I audibly articulated "Oh my!" when I received the April issue of Architectural Digest. Long an admirer of Robert Shapiro's work, this new masterpiece is what great design is all about. It was enough to make one weep, it was so beautiful.
Malibu beachfront home
Shapiro, an antiques dealer, artist, and founder of Studiolo furnishings, is a beacon of light and hope in the field of interior design. Like Axel Vervoordt, another antiques dealer and designer that I hold in the highest regard, there is no compromise with quality, artistry, comfort and design.
Los Angeles home
The sensitivity to color and texture is eye candy to the extreme. Examine and analyze these room ingredients: Minoma chair, sofa by Studiolo, English captain's chair, Chinese drum serving as a cocktail table, diptych by Shapiro, antique gilt-wood mirror, and Turkish kilim on a stained concrete floor. Note the variance in scale; it's like a symphony orchestra with the bass violins and piccolos, backed up by a whole section of strings. Note the editing, the restraint in judicious color and texture as appropriate. Note the authenticity of the objects and artwork. The mirror is not resin and the paintings are not giclee on canvas. Note the masterful blending of art and artifacts, of centuries of civilization. Note especially, how you could imagine yourself plunking down on one of these chairs or sofa and engaging in a great conversation or just reading a good book, knowingly surrounded by visual poetry.
And then we have the most recent issue of Architectural Digest. When I opened it, I audibly articulated "What the ----"? After the Shapiro cover, I had hoped that the magazine was going to raise the bar for high design. Since when does a magazine that now calls itself "The International Design Authority" (previously called The International Magazine of Design) showcase a project that only serves to confuse the public? What do they mean by Design Authority, only that if you're rich, famous, and arrogant enough, that anything goes? For me, it's plain ignorance and the public deserves better.
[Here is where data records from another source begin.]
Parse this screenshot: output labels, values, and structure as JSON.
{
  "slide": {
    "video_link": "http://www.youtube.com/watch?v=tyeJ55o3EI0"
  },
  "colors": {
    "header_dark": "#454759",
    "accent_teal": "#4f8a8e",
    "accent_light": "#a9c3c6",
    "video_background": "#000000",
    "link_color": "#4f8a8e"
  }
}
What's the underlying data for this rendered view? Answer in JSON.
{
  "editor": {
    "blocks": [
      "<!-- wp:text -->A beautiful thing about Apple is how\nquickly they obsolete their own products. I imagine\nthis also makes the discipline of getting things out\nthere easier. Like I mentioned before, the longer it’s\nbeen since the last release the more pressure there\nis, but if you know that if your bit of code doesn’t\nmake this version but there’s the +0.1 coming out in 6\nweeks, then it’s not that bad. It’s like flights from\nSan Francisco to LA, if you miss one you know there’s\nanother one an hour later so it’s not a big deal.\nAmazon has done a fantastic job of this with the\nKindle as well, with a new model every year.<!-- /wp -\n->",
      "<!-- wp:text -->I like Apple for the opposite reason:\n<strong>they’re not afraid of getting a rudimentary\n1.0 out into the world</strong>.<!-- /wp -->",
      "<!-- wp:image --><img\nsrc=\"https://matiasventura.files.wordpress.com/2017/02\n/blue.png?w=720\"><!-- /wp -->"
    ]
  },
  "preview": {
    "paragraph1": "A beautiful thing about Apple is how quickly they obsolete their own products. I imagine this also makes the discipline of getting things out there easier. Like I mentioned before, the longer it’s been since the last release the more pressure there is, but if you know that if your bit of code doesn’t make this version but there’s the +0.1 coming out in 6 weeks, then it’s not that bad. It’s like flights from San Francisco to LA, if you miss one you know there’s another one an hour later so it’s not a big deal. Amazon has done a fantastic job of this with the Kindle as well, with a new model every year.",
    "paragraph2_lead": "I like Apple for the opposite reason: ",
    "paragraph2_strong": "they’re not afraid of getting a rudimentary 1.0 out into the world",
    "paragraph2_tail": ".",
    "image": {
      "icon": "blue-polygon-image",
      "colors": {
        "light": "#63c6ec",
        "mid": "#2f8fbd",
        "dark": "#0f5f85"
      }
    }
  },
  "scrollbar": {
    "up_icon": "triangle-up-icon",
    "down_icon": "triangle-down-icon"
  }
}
No, I don't think a white shag rug in a California ranch style home makes sense. What's with the modern ceiling fixture, the dinky little Hepplewhite table, the upholstered furniture arranged so that you'd have to shout to be heard, and the clutter of masterpiece paintings strewn across the wall? I'm sure Elizabeth Taylor (rest in peace) was a very nice woman and loved by family and friends, but there is nothing here that convinces me that her home should be showcased in a magazine of AD's caliber. Sure, I might be interested in seeing her home, but perhaps a magazine like People or something like that would be a better format. This is NOT high design!